Find every line in the records that holds the string "this". Copy each one.

Excerpts from a dataset
########################################
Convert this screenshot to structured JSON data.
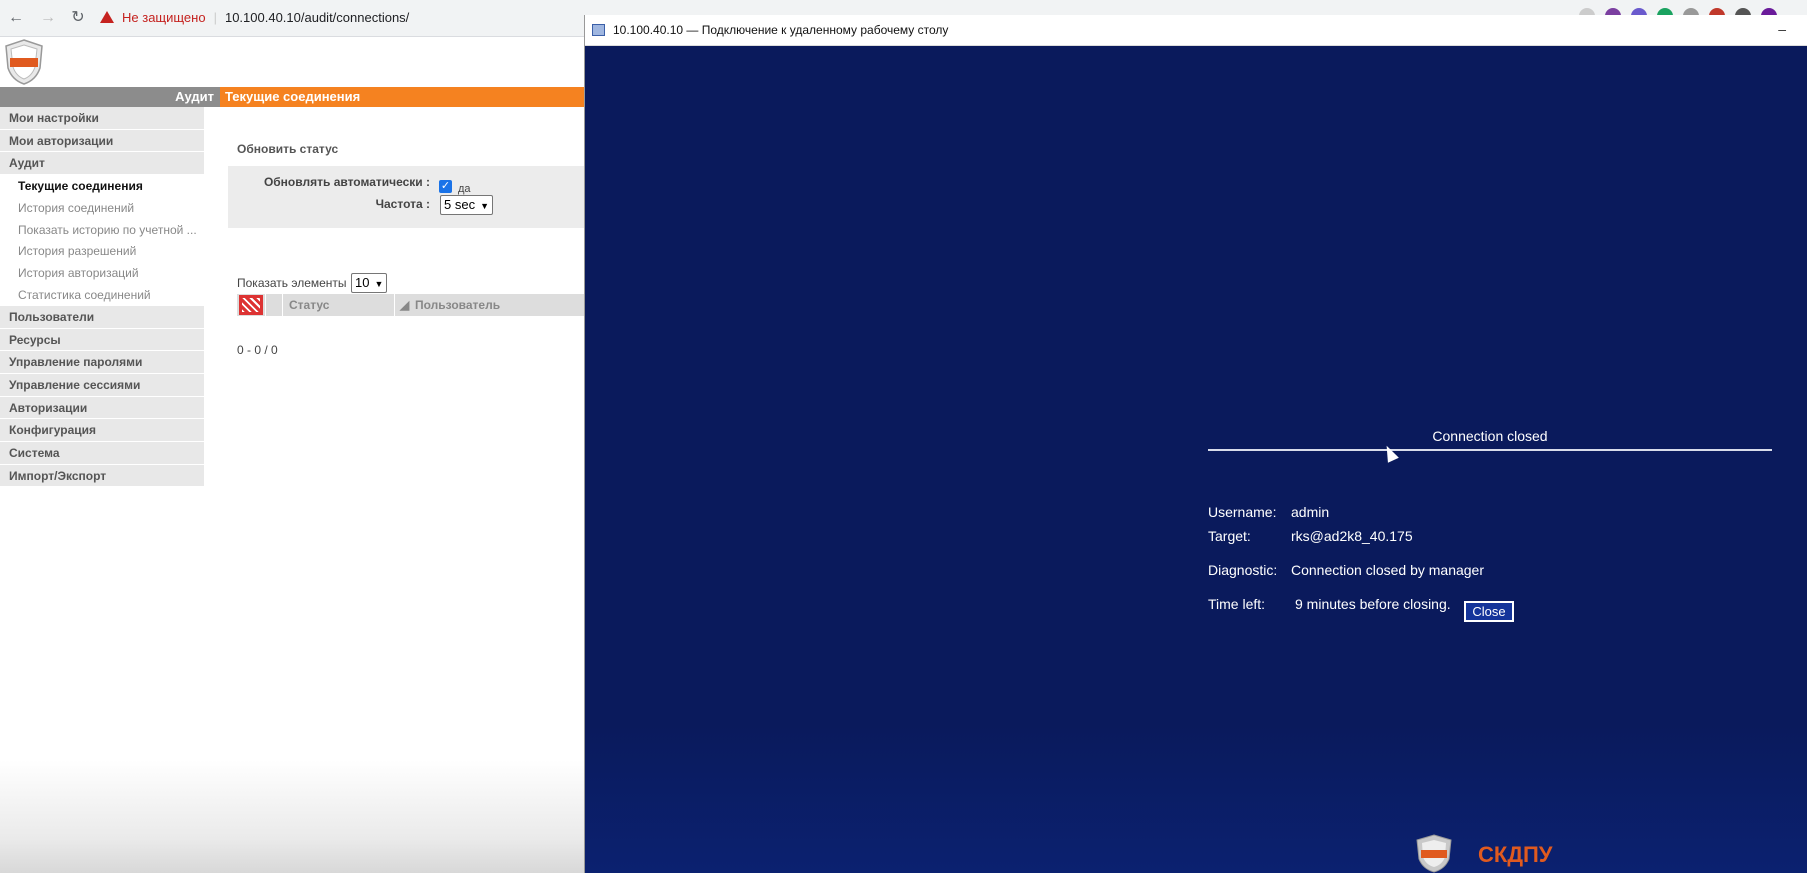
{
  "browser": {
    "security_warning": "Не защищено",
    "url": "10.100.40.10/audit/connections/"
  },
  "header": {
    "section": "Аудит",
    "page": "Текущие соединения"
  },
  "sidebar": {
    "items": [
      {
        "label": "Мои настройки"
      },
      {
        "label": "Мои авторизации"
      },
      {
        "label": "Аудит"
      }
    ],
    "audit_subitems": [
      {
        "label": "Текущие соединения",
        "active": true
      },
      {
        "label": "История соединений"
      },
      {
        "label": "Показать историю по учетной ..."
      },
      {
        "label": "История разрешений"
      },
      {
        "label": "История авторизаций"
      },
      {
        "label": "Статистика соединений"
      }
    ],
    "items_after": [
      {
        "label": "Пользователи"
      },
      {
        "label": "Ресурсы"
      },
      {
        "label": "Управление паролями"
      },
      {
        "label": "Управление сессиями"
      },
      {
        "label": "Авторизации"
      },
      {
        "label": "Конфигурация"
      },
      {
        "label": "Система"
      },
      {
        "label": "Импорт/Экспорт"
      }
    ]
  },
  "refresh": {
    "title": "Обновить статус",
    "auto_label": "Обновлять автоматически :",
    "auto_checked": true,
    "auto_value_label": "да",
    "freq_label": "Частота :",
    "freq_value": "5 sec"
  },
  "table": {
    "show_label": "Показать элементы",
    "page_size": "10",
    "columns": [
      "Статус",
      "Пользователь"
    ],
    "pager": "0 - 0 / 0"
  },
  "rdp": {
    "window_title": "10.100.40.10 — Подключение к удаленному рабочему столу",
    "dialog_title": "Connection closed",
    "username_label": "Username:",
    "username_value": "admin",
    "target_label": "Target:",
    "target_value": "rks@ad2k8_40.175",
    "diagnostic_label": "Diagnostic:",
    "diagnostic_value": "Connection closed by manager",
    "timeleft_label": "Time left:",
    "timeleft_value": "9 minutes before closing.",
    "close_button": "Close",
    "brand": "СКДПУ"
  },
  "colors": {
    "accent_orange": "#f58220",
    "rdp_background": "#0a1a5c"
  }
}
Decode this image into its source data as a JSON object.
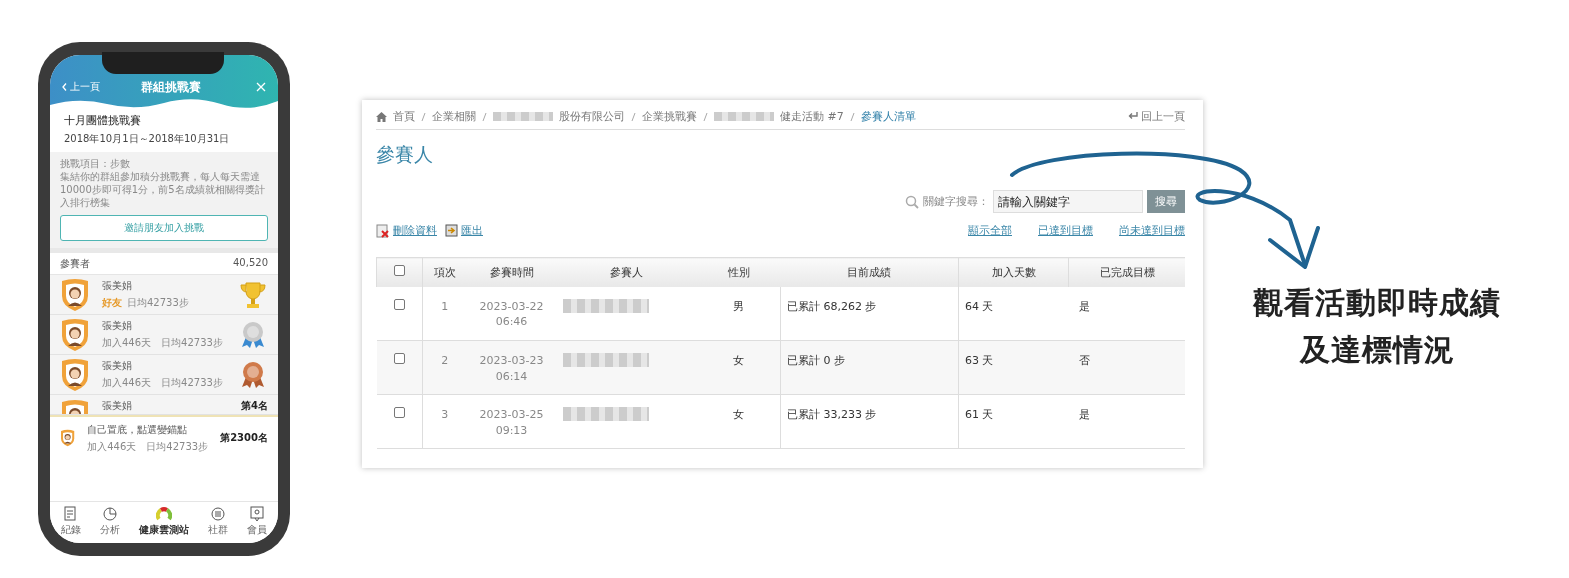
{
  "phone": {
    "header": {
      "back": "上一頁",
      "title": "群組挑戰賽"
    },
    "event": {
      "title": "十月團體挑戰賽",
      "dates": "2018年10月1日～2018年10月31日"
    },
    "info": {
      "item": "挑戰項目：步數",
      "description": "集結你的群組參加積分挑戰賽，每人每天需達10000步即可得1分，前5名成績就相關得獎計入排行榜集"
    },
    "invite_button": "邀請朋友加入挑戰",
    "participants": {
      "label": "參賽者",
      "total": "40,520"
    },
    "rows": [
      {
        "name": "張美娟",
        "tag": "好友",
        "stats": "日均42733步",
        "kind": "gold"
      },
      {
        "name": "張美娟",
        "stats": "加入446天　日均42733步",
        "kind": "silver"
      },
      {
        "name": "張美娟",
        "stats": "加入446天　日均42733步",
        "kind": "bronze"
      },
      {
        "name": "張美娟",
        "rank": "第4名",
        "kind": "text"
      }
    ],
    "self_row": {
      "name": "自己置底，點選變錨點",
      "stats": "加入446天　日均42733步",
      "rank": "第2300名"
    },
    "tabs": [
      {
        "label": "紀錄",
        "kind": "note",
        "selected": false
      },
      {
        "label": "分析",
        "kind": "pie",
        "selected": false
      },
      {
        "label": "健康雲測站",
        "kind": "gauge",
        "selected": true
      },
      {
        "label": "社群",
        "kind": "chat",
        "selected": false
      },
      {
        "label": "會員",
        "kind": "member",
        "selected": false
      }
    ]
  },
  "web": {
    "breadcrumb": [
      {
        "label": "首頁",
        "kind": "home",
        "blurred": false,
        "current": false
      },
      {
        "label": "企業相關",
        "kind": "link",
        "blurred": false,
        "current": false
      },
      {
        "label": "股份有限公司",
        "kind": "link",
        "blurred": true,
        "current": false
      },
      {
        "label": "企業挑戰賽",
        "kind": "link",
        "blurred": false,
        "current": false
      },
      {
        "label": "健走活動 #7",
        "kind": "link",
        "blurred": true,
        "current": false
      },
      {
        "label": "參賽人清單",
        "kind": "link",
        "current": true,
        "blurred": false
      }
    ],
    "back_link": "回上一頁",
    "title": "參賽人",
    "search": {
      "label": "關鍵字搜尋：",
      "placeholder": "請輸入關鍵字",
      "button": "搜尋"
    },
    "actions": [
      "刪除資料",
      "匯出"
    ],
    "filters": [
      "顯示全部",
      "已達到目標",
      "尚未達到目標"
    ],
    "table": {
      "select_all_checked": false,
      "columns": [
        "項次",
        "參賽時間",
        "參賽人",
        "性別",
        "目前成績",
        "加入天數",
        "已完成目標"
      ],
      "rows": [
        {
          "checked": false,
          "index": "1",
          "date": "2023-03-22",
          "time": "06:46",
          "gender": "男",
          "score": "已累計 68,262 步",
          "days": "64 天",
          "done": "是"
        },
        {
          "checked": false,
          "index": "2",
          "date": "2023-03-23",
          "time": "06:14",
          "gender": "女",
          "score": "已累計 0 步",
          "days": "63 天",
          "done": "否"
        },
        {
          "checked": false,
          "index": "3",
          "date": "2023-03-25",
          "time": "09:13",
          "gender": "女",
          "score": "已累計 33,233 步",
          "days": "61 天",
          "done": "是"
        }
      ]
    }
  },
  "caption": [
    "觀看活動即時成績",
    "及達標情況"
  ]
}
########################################
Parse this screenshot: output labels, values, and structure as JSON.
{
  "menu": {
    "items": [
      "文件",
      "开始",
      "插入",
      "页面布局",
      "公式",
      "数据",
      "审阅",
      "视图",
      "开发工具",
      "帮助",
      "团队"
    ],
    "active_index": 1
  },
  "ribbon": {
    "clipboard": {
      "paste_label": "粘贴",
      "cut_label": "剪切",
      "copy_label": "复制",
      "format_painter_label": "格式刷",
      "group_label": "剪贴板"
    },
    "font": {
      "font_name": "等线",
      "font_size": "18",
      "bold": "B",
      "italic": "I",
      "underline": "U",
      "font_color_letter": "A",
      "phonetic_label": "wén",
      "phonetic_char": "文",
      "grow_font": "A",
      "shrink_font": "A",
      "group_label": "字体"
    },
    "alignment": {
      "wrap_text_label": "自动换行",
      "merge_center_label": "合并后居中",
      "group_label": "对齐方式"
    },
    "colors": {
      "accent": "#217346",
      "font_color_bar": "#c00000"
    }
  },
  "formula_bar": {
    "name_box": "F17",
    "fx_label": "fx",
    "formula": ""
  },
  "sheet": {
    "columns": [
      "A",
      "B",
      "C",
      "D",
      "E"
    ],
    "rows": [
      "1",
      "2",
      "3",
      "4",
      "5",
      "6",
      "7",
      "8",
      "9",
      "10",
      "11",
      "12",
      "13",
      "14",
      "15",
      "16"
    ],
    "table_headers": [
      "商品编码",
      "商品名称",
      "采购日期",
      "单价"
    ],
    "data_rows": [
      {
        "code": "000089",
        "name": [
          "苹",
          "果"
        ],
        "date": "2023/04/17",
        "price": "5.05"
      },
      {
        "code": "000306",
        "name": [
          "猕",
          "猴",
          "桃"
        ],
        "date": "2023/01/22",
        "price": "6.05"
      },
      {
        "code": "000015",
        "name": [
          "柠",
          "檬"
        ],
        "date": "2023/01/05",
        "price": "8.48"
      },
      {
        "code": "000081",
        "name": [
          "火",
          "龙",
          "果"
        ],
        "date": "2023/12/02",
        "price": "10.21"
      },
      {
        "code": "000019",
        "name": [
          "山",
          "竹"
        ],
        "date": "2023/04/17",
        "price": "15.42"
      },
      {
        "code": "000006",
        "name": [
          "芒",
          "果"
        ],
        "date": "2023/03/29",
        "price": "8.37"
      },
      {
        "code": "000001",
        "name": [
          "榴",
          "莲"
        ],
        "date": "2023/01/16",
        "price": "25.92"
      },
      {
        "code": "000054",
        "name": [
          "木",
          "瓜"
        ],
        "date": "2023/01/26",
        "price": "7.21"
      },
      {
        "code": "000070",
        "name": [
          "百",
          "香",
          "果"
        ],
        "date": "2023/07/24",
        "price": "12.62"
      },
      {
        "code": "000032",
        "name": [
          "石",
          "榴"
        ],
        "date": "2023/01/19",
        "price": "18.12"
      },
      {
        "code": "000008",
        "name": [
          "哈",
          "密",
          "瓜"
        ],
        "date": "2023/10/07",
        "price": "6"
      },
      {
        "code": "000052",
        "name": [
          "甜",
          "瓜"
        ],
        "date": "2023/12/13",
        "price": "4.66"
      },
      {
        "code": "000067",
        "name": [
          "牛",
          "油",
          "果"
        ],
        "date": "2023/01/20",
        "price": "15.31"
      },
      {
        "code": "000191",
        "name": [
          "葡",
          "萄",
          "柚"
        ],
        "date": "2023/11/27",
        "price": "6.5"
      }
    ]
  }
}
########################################
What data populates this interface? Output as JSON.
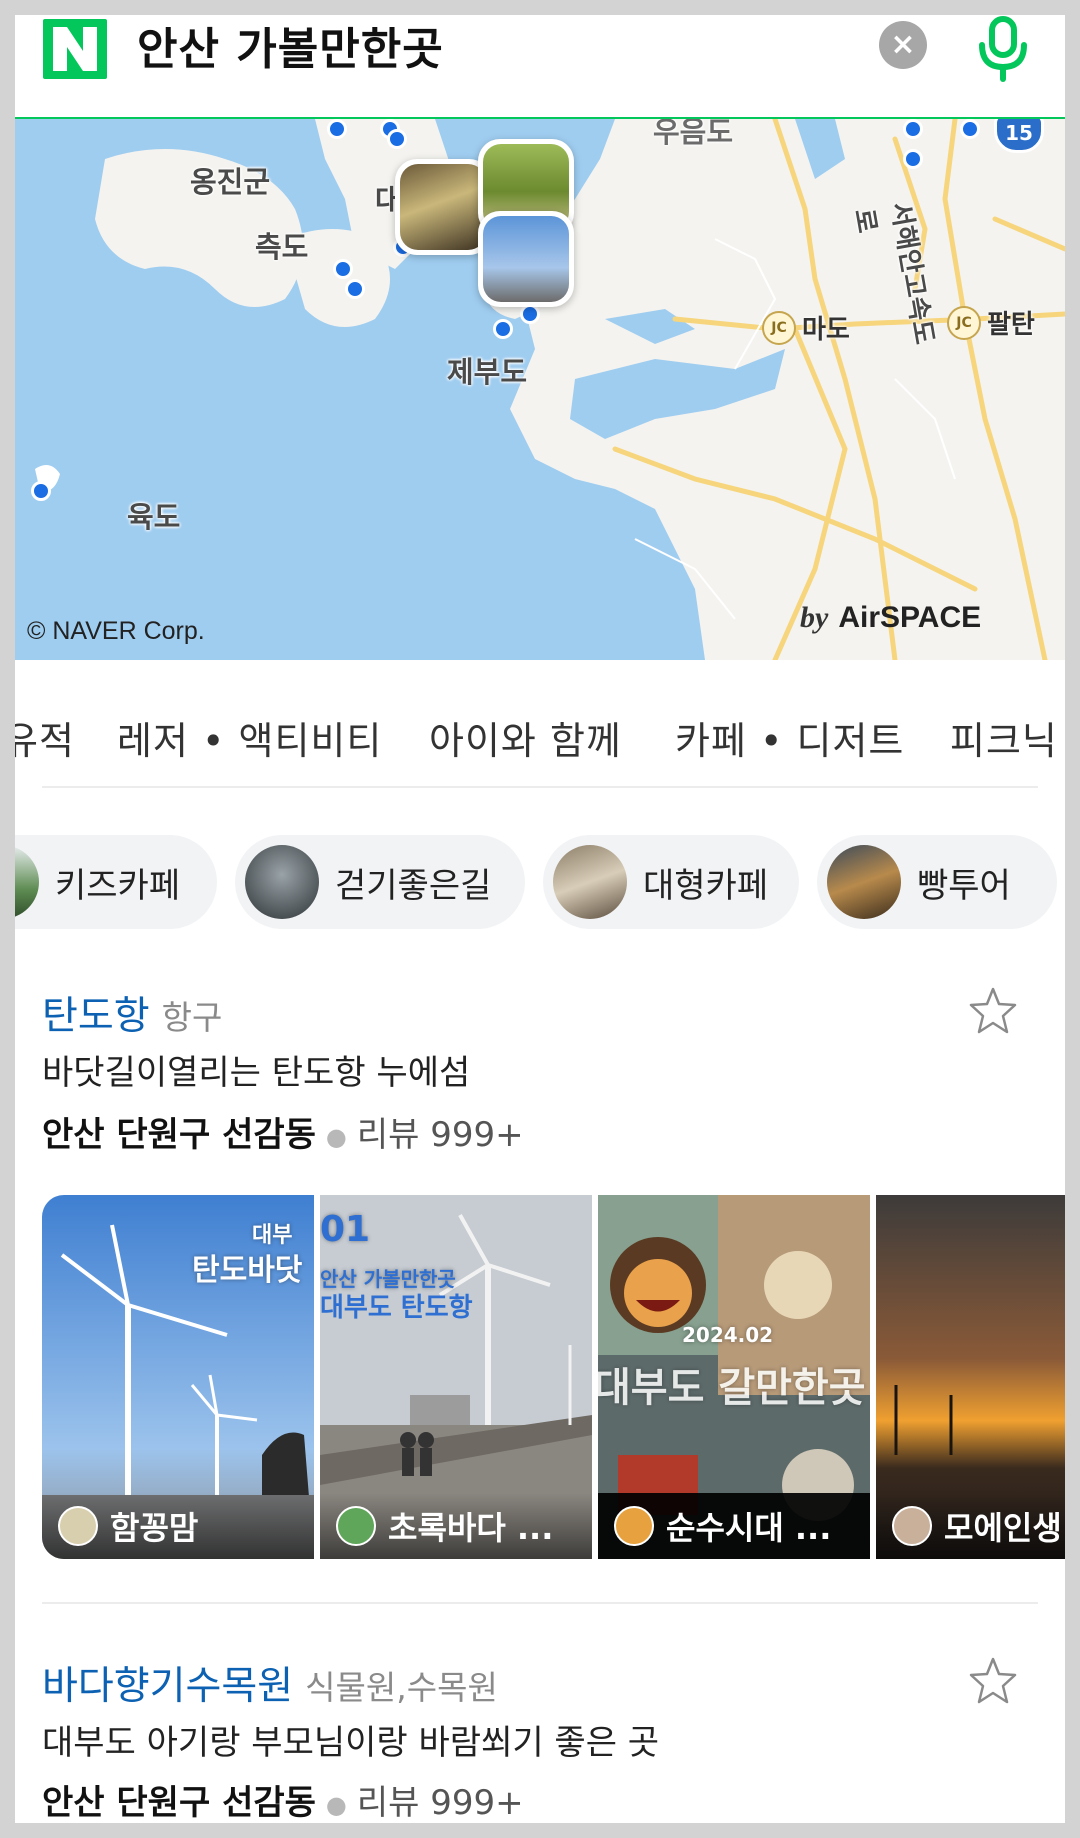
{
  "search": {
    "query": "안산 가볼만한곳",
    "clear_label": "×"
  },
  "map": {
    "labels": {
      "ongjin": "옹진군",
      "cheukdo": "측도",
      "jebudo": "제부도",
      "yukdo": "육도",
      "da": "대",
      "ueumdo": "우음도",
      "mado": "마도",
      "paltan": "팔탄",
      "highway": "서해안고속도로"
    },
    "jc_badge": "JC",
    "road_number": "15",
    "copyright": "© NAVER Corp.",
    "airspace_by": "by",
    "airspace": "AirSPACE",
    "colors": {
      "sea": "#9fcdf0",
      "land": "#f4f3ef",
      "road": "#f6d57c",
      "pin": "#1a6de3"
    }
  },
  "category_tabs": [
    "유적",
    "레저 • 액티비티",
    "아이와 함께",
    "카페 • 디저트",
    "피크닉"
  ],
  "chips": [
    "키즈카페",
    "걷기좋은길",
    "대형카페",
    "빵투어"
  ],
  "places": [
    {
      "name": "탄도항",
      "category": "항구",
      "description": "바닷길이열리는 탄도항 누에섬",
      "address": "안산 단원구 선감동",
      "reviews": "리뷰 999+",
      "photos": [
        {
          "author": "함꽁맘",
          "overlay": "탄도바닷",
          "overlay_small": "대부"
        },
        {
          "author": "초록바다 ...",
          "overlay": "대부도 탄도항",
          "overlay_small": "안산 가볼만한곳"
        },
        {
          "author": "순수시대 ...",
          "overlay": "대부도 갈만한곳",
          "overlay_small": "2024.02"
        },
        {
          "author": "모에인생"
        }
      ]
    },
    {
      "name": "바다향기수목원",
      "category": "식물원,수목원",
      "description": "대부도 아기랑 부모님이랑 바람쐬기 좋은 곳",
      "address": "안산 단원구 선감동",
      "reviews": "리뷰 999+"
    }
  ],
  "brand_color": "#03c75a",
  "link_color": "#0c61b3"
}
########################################
• **Written response**:
Convert this screenshot to structured JSON data.
Decode this image into its source data as a JSON object.
Parse this screenshot: output labels, values, and structure as JSON.
What data populates this interface? Output as JSON.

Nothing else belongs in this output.